Secondly, regarding the gender-typed definition, since courtship disorder is theorized based on the statistical co-occurrence of this set of paraphilias in men, does a similar co-occurrence not exist in women, thus there is no evidence of an underlying cause in women? If this is true, it would help to make this point explicitly.
Finally, as far as balance goes, when I was reading some of [18], they list courtship disorder as one of several models for explaining these paraphilias. The section on courtship disorder is followed by one discussing a possible obsessive-compulsive explanation, for instance. Since the article here even says courtship disorder is "one of the predominant models", maybe we could throw some links to other models in the last section as well, to provide balance. Would that be helpful, Blackworm? AlekseyFy (talk) 22:14, 31 January 2009 (UTC)

Thank you, AlekseyFy; that was extremely helpful. I will try dividing the sentence as you suggested.

Incidentally, I am very impressed with the thought and effort you put into your comment. I have not run into many editors who look up the cited refs before making their comments.

Regarding the gender-typed definition, it is not the exactly case that courtship disorder is meant only to explain patterns in men while leaving patterns in women unexplained. Rather, there is no consensus among experts about whether the paraphilias comprising Courtship Disorder ‘’ever’’ occur in women. A handful of case studies have appeared in the literature (because such cases are so rare, each merits a case report), but experts always debate whether such women actually have a paraphilia or have some other disorder that is masquerading as a paraphilia.
— James Cantor (talk) 20:42, 1 February 2009 (UTC)

Nearly forgot: OCD has never been a widely described explanation for the paraphilias, but John Money's love map concept is probably the next best known behind Courtship disorder. So, I have also added this to page as well (and the wikilinks for it).
— James Cantor (talk) 20:55, 1 February 2009 (UTC)

Other comments[edit]

I'm an uninvolved editor, but I'm not responding as part of the 3O process. To avoid interrupting the 3O discussion, I've added section headings to separate comments by others.

Regarding the question of if the term applies only to males, I don't have access to most of the sources, so instead of reading those, I did Google searches to find articles that I could access. After checking around a couple dozeon sources, all of the ones I read specifically discussed courtship disorder with regards to males; I did not find even one that discussed the disorder as applying to females. --Jack-A-Roe (talk) 22:14, 1 February 2009 (UTC)

Quote from article: 'According to the courtship disorder hypothesis, there is a species-typical courtship process in humans consisting of four phases.[3][4] These phases are: “(1) looking for and appraising potential sexual partners; (2) pretactile interaction with those partners, such as by smiling at and talking to them; (3) tactile interaction with them, such as by embracing or petting; (4) and then sexual intercourse.”' How's that a 'species-typical courtship process in humans'? Apart from the examples of smiling and talking for phase 2, this phased courtship process could apply to any virtualy any mammal or bird. --Gloriousgee (talk) 21:50, 13 March 2013 (UTC)
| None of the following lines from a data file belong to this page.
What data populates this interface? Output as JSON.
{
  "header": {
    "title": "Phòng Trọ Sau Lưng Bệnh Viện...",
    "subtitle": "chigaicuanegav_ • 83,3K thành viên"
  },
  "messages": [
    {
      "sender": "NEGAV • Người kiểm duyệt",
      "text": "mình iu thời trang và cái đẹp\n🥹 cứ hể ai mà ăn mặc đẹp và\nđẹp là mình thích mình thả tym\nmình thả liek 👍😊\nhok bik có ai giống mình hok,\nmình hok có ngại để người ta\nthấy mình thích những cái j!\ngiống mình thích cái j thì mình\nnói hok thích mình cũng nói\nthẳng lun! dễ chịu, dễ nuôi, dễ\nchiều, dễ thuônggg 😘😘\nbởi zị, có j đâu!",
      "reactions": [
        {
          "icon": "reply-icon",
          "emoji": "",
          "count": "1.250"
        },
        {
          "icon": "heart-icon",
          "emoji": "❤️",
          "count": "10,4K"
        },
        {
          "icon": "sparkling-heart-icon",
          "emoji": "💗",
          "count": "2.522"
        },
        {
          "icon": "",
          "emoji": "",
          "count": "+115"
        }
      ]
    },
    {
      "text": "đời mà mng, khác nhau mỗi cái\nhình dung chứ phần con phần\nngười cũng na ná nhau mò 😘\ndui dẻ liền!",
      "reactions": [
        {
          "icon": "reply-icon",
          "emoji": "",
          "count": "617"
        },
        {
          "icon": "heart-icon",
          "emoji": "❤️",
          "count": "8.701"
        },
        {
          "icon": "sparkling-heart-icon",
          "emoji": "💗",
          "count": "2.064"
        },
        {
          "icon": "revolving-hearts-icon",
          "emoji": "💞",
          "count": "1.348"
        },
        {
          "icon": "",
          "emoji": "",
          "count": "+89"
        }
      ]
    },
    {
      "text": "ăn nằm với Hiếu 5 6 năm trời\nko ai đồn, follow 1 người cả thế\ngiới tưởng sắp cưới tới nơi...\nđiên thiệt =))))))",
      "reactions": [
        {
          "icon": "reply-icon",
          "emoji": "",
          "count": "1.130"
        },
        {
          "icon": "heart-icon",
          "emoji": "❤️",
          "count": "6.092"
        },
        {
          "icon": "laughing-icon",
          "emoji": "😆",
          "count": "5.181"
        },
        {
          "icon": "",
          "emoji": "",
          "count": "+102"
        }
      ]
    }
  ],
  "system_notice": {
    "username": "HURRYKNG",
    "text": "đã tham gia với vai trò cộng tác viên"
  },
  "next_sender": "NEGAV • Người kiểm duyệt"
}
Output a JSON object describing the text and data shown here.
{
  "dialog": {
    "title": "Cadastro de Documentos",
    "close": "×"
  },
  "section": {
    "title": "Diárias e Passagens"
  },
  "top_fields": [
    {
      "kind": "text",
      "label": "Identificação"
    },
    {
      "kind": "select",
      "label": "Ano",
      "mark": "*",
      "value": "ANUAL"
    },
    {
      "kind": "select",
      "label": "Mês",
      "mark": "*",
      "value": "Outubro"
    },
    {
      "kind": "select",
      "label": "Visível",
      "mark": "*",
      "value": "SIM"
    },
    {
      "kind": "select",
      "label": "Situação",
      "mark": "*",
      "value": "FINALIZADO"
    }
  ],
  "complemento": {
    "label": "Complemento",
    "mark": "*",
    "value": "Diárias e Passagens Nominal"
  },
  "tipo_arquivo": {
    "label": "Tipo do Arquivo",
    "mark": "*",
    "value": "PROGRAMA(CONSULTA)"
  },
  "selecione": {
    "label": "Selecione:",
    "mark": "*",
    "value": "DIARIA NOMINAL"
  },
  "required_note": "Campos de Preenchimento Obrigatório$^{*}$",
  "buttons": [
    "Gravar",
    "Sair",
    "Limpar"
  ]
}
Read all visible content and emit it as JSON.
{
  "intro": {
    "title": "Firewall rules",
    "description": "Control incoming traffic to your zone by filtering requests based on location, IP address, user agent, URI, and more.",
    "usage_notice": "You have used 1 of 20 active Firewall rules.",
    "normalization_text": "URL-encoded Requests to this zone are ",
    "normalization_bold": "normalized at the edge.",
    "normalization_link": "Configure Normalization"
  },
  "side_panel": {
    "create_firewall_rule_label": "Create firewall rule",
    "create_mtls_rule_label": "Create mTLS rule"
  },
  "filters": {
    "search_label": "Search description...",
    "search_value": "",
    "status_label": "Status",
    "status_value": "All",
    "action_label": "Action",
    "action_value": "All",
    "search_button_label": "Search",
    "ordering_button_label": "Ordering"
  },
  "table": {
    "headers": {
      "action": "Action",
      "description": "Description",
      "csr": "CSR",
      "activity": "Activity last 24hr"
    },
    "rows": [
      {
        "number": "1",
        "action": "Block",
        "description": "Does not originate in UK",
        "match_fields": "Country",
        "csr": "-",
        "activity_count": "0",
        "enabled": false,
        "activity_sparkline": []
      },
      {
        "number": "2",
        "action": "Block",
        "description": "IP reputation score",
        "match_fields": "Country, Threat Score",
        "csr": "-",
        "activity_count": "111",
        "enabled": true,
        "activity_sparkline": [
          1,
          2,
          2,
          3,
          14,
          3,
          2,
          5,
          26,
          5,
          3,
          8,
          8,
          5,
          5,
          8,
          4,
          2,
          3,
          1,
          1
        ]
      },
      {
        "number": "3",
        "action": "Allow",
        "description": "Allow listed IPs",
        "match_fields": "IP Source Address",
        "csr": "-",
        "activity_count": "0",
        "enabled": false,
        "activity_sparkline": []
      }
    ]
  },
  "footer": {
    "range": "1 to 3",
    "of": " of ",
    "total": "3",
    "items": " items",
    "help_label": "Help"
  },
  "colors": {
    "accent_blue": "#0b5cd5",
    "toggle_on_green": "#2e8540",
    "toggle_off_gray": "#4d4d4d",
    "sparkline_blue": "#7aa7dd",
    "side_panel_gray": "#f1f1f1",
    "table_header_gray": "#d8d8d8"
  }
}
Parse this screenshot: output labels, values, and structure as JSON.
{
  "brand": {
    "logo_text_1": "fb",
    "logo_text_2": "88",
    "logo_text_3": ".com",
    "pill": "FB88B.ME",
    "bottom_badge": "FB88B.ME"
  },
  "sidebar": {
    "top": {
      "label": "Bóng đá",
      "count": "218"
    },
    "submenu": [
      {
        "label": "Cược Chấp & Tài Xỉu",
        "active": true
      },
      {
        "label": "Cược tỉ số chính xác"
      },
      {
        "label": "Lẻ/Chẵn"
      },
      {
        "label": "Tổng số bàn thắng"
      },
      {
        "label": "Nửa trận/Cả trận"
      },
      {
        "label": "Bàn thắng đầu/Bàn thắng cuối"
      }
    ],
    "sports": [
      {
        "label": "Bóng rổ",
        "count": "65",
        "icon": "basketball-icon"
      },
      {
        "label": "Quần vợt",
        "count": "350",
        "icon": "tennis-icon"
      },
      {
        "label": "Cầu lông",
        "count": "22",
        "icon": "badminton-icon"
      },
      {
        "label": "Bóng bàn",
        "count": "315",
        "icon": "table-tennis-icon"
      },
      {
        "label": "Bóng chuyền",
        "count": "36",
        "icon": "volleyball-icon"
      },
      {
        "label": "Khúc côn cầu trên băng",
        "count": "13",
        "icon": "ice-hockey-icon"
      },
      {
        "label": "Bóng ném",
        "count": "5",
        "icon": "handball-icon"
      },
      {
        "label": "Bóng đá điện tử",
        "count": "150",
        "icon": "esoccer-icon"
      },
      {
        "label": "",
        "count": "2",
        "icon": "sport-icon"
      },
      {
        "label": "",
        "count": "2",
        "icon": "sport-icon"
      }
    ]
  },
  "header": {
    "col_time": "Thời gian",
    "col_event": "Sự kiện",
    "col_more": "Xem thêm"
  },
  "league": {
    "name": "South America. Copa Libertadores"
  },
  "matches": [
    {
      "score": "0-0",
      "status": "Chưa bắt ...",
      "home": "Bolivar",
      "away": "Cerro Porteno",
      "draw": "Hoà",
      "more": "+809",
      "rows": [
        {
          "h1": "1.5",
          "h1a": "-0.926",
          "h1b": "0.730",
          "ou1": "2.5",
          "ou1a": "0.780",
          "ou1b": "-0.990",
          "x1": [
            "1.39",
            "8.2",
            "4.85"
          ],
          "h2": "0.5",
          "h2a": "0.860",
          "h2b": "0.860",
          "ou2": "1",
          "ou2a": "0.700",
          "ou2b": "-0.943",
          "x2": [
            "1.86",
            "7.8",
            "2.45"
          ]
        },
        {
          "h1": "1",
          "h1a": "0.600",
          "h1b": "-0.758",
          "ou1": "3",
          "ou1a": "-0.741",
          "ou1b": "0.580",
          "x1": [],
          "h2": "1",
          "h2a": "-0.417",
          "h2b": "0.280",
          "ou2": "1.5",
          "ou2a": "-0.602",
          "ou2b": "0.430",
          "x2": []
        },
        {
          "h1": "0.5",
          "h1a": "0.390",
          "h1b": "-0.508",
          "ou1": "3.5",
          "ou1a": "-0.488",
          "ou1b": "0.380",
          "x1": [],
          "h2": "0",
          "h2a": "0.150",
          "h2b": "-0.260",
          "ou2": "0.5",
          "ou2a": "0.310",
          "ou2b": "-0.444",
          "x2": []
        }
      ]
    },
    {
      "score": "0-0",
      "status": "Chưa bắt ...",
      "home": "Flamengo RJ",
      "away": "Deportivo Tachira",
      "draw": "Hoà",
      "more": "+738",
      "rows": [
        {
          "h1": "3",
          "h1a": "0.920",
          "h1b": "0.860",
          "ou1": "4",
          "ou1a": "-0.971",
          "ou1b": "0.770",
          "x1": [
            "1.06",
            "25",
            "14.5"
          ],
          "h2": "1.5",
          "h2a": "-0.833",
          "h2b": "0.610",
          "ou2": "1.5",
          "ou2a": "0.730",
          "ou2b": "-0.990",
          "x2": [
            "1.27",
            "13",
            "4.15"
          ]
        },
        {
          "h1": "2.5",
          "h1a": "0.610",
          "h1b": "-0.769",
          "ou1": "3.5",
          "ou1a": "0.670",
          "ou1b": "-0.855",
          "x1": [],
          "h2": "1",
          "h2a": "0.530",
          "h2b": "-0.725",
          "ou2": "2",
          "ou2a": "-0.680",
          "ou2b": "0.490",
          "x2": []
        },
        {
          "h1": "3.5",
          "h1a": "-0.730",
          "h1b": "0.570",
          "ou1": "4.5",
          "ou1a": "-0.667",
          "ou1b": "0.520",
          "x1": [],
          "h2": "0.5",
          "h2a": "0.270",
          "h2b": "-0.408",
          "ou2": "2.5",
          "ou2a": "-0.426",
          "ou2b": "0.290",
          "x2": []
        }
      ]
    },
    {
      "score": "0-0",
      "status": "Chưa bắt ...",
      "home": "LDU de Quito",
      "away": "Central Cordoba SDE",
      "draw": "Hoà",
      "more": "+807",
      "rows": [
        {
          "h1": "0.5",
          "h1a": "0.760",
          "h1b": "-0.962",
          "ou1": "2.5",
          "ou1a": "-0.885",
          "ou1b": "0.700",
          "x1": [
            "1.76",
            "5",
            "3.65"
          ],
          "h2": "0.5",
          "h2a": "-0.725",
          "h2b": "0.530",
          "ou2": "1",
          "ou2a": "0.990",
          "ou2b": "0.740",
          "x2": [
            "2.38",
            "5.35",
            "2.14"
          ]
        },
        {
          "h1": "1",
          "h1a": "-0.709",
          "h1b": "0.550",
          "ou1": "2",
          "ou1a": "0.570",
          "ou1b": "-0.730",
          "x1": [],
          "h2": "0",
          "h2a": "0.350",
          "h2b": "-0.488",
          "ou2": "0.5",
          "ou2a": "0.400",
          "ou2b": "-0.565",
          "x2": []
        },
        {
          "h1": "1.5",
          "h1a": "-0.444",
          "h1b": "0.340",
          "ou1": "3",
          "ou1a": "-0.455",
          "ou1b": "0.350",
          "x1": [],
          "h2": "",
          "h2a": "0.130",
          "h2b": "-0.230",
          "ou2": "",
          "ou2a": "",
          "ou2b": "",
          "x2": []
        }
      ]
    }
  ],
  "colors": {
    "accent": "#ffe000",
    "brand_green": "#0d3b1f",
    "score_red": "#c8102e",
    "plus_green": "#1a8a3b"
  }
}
Too complicated[edit]

The language used in this article is too difficult to understand for a layperson. Wikipedia is not a scientific journal and needs to be understandable to users of a general encyclopedia. 98.165.151.225 (talk) 22:39, 17 August 2011 (UTC)